Eye For Film >> Movies >> Beloved (2011) Film Review
Reviewed by: Sophie Monks Kaufman
The most engaging musical flourishes in Christophe Honoré’s romantic epic come not from the songs woven incongruously into the narrative but from amusing soundtrack choices. This 43-year-spanning dual love story opens in Paris in the Sixties where, to a rousing French version of Nancy Sinatra’s Boots, young Madeleine (Ludivine Sagnier) fits a selection of attractive stilettos to well-heeled feet. It’s a pastel-hued, picturesque world and as soon as the camera rises, it becomes evident that Madeleine is a pastel-hued, picturesque girl. She may slide into prostitution within ten minutes but this can happen when you’re unburdened by restrictive sexual morals.
Her chosen trade gives rise to a nuts but charming series of events anchored to a dashing Czech doctor (Radivoje Bukvic then Milos Forman), a love interest that lasts as Sagnier grows into Catherine Denueve. Meanwhile, the second storyline is kicked into gear by Madeleine’s daughter, Vera (Chiara Mastroianni), who wryly comments on her mother’s antics from a windier, more recognisable world – the Noughties.
There’s a lot of premise to get through but Honoré establishes it lightly, helped by the infectious perkiness of Sagnier. She disappears all too quickly as the decades are rattled through, bringing us to the real life mother-daughter double act of Denueve and Mastroianni whose warm on-screen twinkle suggests things are going well in their family life. Honoré immediately has Vera fall for a hot American drummer called Henderson (Paul Schneider). Henderson is gay but in keeping with Beloved’s fluid sexuality this is not insurmountable.
A ridiculous and ridiculously amusing “sexual sangfroid conquers all” attitude is the note this film was meant to hit. When Honoré takes the ill-advised step of getting serious it all starts to come undone. The higher the emotions are supposed to be stacked, the less enjoyable and more obtuse the story becomes. It also becomes increasingly odd that Louis Garrel rolls around the plot unaccounted for, like a loose, angry marble.
There’s some attractive cinematography, with a scene under an arch in London lit in a way to make you shiver, but what markets itself as an exploration of love before and after AIDS has only superficial charms.
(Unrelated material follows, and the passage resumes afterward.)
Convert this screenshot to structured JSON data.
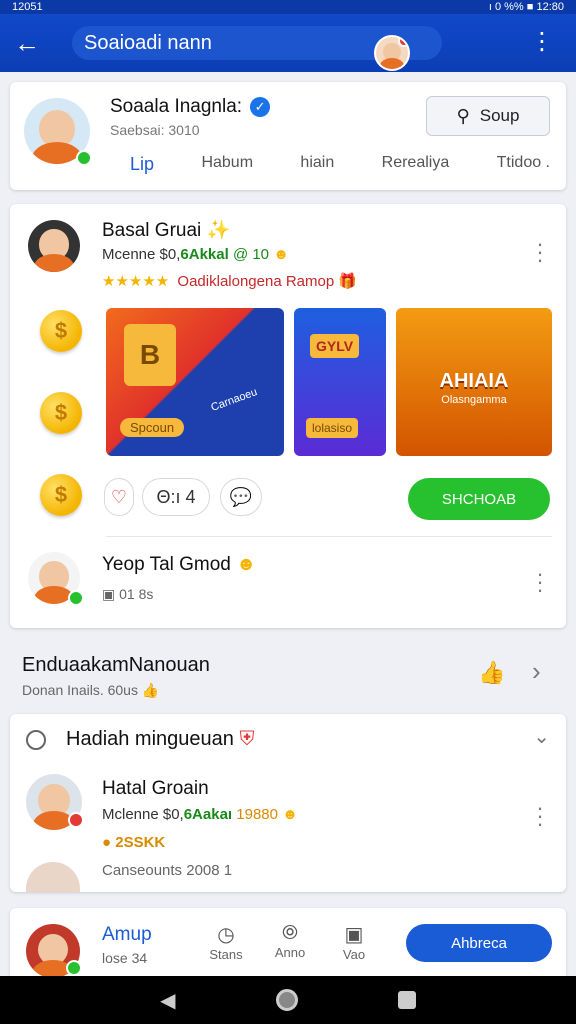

If you like watching pretty people walking around different European cities singing about deep feelings their characters don’t seem to possess, sure, go see it. But if you like 139 minute films to come with a bit of sustenance, there are richer pickings out there.Reviewed on: 12 May 2012